Six RCTs were included in the review (n=966 patients). Five trials had adequate generation of allocation sequence; four of these had adequate concealment of treatment allocation. None of the trials were double blinded. Only one trial was adequately powered.
Cannulation rates: There was no difference in the incidence of cannulation between the early pre-cut group and the persistent attempts group treatment group (OR 1.20, 95% CI 0.55 to 2.69). There was evidence of heterogeneity between trials (p=0.04; I2=60%). Excluding two trials that performed immediate pre-cut did not alter the results. There was no evidence of publication bias.
Risk of complications: The risk of post-endoscopic retrograde cholangiopancreatography pancreatitis was reduced in the early pre-cut group compared with the persistent attempts group (OR 0.47, 95% CI 0.24 to 0.91). There was no significant difference between the two treatment groups for post-procedural bleeding, endoscopic retrograde cholangiopancreatography-related perforation, and cholangitis, or in the overall complication rates.
Available evidence suggested that, in experienced hands, the early implementation of pre-cut and persistent cannulation attempts had similar overall cannulation rates; early pre-cut implementation reduced post-endoscopic retrograde cholangiopancreatography pancreatitis risk, but not the overall complication rate.

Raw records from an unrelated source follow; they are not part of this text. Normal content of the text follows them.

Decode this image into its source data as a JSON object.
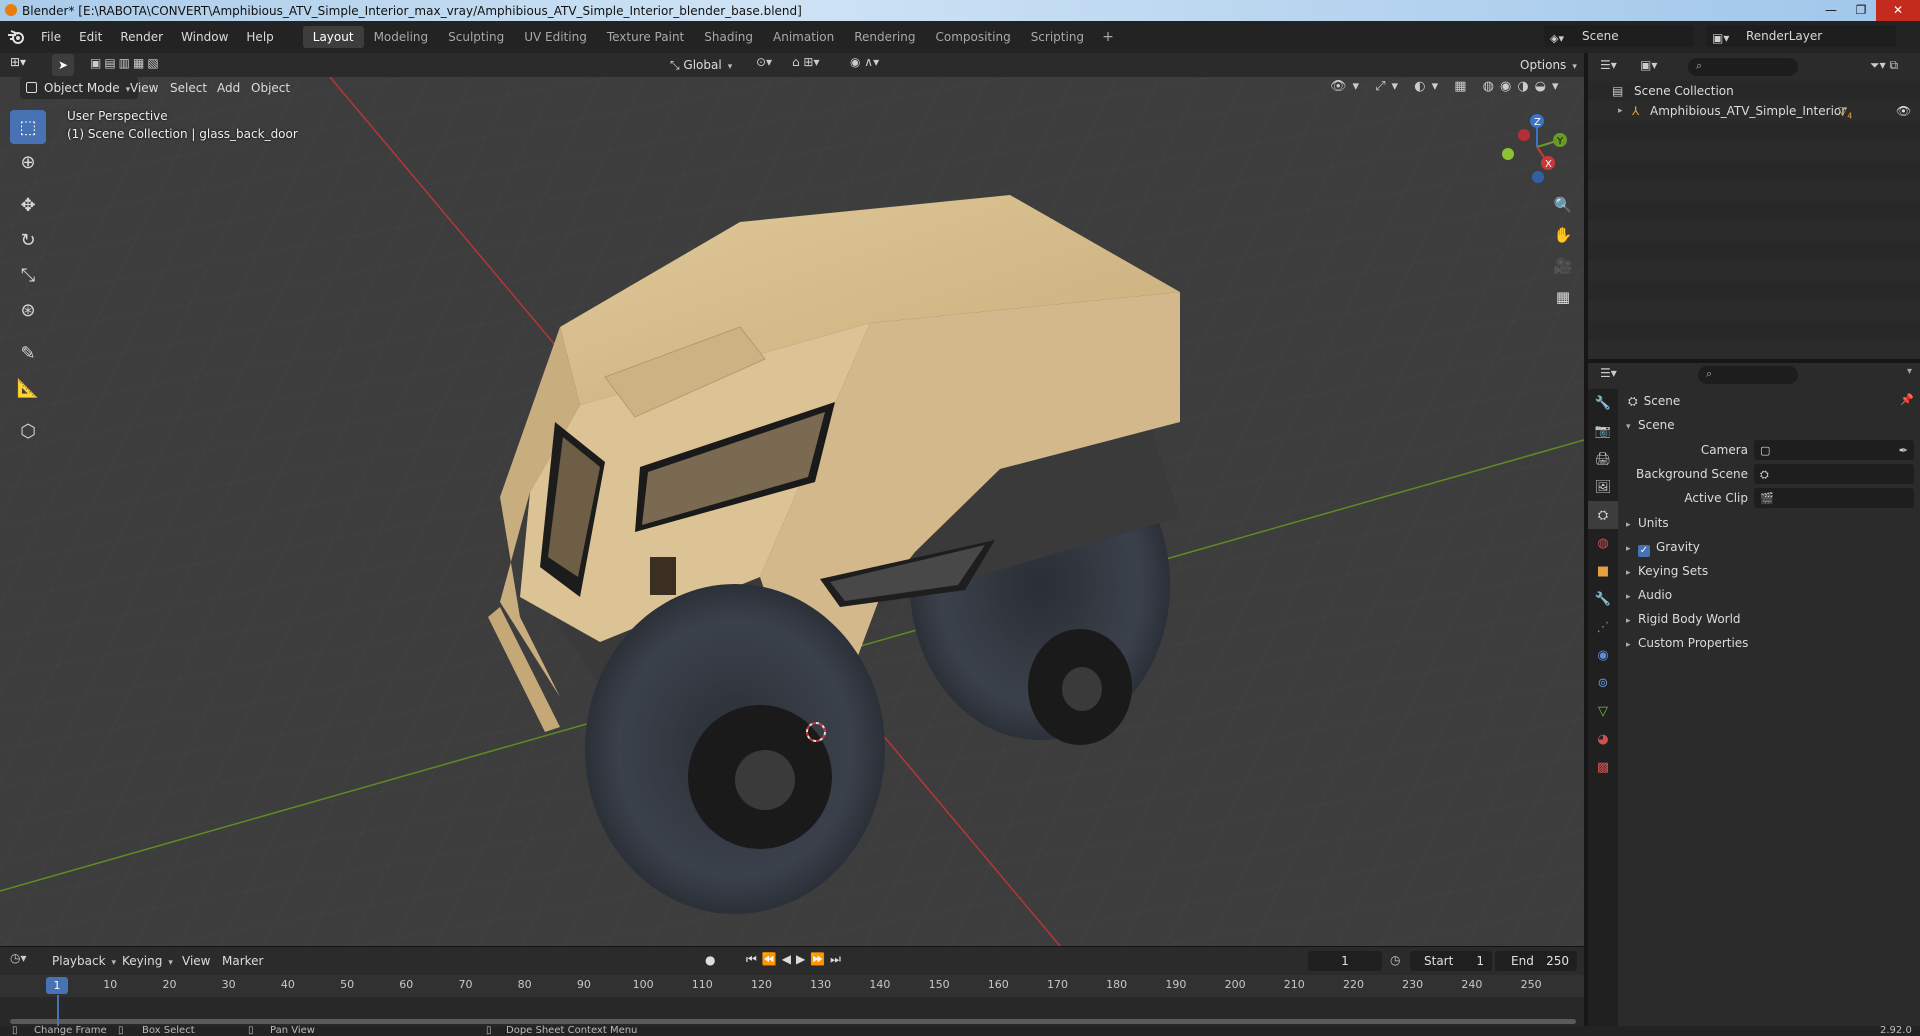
{
  "window": {
    "title": "Blender* [E:\\RABOTA\\CONVERT\\Amphibious_ATV_Simple_Interior_max_vray/Amphibious_ATV_Simple_Interior_blender_base.blend]",
    "minimize": "—",
    "maximize": "❐",
    "close": "✕"
  },
  "menu": {
    "file": "File",
    "edit": "Edit",
    "render": "Render",
    "window": "Window",
    "help": "Help"
  },
  "workspaces": [
    "Layout",
    "Modeling",
    "Sculpting",
    "UV Editing",
    "Texture Paint",
    "Shading",
    "Animation",
    "Rendering",
    "Compositing",
    "Scripting"
  ],
  "workspace_add": "+",
  "scene_selector": "Scene",
  "renderlayer_selector": "RenderLayer",
  "viewport": {
    "mode": "Object Mode",
    "menus": {
      "view": "View",
      "select": "Select",
      "add": "Add",
      "object": "Object"
    },
    "transform_orientation": "Global",
    "options": "Options",
    "perspective_label": "User Perspective",
    "collection_label": "(1) Scene Collection | glass_back_door",
    "gizmo": {
      "x": "X",
      "y": "Y",
      "z": "Z"
    }
  },
  "timeline": {
    "menus": {
      "playback": "Playback",
      "keying": "Keying",
      "view": "View",
      "marker": "Marker"
    },
    "current_frame": "1",
    "start_label": "Start",
    "start_value": "1",
    "end_label": "End",
    "end_value": "250",
    "ruler_ticks": [
      "10",
      "20",
      "30",
      "40",
      "50",
      "60",
      "70",
      "80",
      "90",
      "100",
      "110",
      "120",
      "130",
      "140",
      "150",
      "160",
      "170",
      "180",
      "190",
      "200",
      "210",
      "220",
      "230",
      "240",
      "250"
    ],
    "cursor_label": "1"
  },
  "statusbar": {
    "change_frame": "Change Frame",
    "box_select": "Box Select",
    "pan_view": "Pan View",
    "context_menu": "Dope Sheet Context Menu",
    "version": "2.92.0"
  },
  "outliner": {
    "root": "Scene Collection",
    "items": [
      {
        "name": "Amphibious_ATV_Simple_Interior",
        "badge": "4"
      }
    ]
  },
  "properties": {
    "context_title": "Scene",
    "panel_title": "Scene",
    "camera_label": "Camera",
    "background_scene_label": "Background Scene",
    "active_clip_label": "Active Clip",
    "subpanels": {
      "units": "Units",
      "gravity": "Gravity",
      "keying_sets": "Keying Sets",
      "audio": "Audio",
      "rigid_body_world": "Rigid Body World",
      "custom_properties": "Custom Properties"
    },
    "gravity_checked": true
  },
  "colors": {
    "accent": "#4772b3",
    "axis_x": "#c8383b",
    "axis_y": "#6a9a26",
    "body": "#d7be8f"
  }
}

This review addressed a clear question and inclusion criteria were defined. The literature search was adequate and included some attempts to locate unpublished studies. Publication bias was assessed in the review and no evidence was found. Appropriate steps were taken to minimise bias and errors at all stages of the review process.
Trial quality was formally assessed using relevant criteria; the results were discussed in the review. Methods used to pool data were appropriate and included investigation of heterogeneity.
The authors' conclusions are supported by the results and are likely to be reliable; their call for additional research is justified based on the small number of included trials with small sample sizes.
Implications of the review for practice and research
Practice: The authors did not state any implications for practice.
Research: The authors stated that further large, well-conducted RCTs are needed to confirm the review findings.
Cennamo V, Fuccio L, Zagari RM, Eusebi LH, Ceroni L, Laterza L, Fabbri C, Bazzoli F. Can early precut implementation reduce endoscopic retrograde cholangiopancreatography-related complication risk? Meta-analysis of randomized controlled trials. Endoscopy 2010; 42(5): 381-388
Subject indexing assigned by NLM
Cholangiopancreatography, Endoscopic Retrograde /adverse effects; Common Bile Duct Diseases /surgery; Humans; Incidence; Pancreatitis /epidemiology /etiology /prevention & Postoperative Complications; Prognosis; Randomized Controlled Trials as Topic; Risk Assessment /methods; Risk Factors; Sphincterotomy, Endoscopic /adverse effects /methods; Time Factors; control
Date bibliographic record published
Date abstract record published
This is a critical abstract of a systematic review that meets the criteria for inclusion on DARE. Each critical abstract contains a brief summary of the review methods, results and conclusions followed by a detailed critical assessment on the reliability of the review and the conclusions drawn.